The new “4+CDOS Pathway to a high school diploma” will allow students to graduate with a Regents diploma when they have demonstrated the state’s standards for academic achievement in math, English, science, social studies, and the state’s standards for essential work-readiness, knowledge and skills necessary for successful employment after high school. There are two options by which students may meet the CDOS criterion:
• Develop a Career Plan.
• Demonstrate achievement at the commencement level of CDOS learning standards.
• Complete at least 216 hours of CTE coursework and /or work-based learning, with at least 54 hours in work-based learning experiences.
• Complete an employability profile.
In lieu of option 1, meet the requirements for a nationally recognized work readiness credential such as one of the following:
• National Work Readiness Credential
• SkillsUSA Work Force Ready Employability Assessment
• National Career Readiness Certificate WorkKeys – (ACT)
• Comprehensive Adult Student Assessment Systems Workforce Skills Certification System
Expanding Appeals of Regents Examinations
The Regents unanimously passed an emergency action item amending section 100.5(d)(7) of regulations, relating to appeals of Regents examinations passing scores. Effective June 2016, the amended regulation extends the range for which an appeal may be granted, from 62 to 64, to 60 to 64; and deletes the criterion that the student has a 95 percent attendance rate. The remaining criteria that must be met by students in order to be granted such an appeal are:
1. Have taken the Regents examination under appeal at least twice.
2. Present evidence that the student has taken advantage of academic help.
3. Have a passing course average in the subject area.
4. Be recommended for an exemption to the graduation requirement by the teacher or department chairperson.
Annual Professional Performance Reviews
Near the close of the full board meeting Regent Judith Johnson strongly expressed the need to include the annual professional performance review (APPR) system as an agenda item for the next Regents meeting, on April 18 and 19. She said there remains a need to review all aspects of APPR requirements including the timeline for all school districts to transition to section 3012-d systems, as well as the system’s “matrix” and component requirements.

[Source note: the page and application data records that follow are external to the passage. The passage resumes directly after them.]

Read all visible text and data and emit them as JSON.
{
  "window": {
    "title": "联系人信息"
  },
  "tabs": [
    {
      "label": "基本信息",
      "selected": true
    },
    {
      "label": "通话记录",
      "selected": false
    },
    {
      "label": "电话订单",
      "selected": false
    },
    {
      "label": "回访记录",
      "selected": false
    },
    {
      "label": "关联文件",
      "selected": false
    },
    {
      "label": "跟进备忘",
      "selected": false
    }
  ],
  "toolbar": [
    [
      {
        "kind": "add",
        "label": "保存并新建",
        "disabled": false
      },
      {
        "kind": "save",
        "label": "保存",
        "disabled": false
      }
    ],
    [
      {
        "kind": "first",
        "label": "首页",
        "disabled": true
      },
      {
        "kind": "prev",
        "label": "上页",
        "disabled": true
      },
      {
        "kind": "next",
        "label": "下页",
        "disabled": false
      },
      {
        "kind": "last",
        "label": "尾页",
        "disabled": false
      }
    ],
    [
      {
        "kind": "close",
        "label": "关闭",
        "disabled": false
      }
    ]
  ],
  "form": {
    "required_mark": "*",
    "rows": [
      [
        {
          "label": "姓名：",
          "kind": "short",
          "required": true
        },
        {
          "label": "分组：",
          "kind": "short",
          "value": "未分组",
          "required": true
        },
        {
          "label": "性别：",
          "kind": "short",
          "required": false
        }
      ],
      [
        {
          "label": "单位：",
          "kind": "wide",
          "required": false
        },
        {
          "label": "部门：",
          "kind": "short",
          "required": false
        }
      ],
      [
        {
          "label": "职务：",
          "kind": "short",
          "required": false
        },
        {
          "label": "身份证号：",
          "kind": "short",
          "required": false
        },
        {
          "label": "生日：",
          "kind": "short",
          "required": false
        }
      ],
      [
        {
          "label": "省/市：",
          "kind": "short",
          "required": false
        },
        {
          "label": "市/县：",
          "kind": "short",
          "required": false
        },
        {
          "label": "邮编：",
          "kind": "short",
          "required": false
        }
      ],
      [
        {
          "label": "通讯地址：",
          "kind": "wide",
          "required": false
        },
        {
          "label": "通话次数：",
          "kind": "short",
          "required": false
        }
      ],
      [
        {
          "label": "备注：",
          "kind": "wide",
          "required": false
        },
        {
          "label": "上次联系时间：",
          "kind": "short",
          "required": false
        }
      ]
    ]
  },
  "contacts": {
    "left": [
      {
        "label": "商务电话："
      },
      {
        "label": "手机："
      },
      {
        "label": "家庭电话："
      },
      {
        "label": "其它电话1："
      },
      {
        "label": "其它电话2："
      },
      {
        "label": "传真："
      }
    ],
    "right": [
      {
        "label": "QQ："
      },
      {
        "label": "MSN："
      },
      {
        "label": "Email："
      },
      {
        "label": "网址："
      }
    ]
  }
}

Commissioner Elia agreed to include APPR as an agenda item, but also pointed out that school districts will have had 18 months to put the new system in place and that the department is working with superintendents in this regard.
For more information regarding the Board of Regents or actions taken at their March meeting, contact James Viola, director of government relations, at JViola@saanys.org.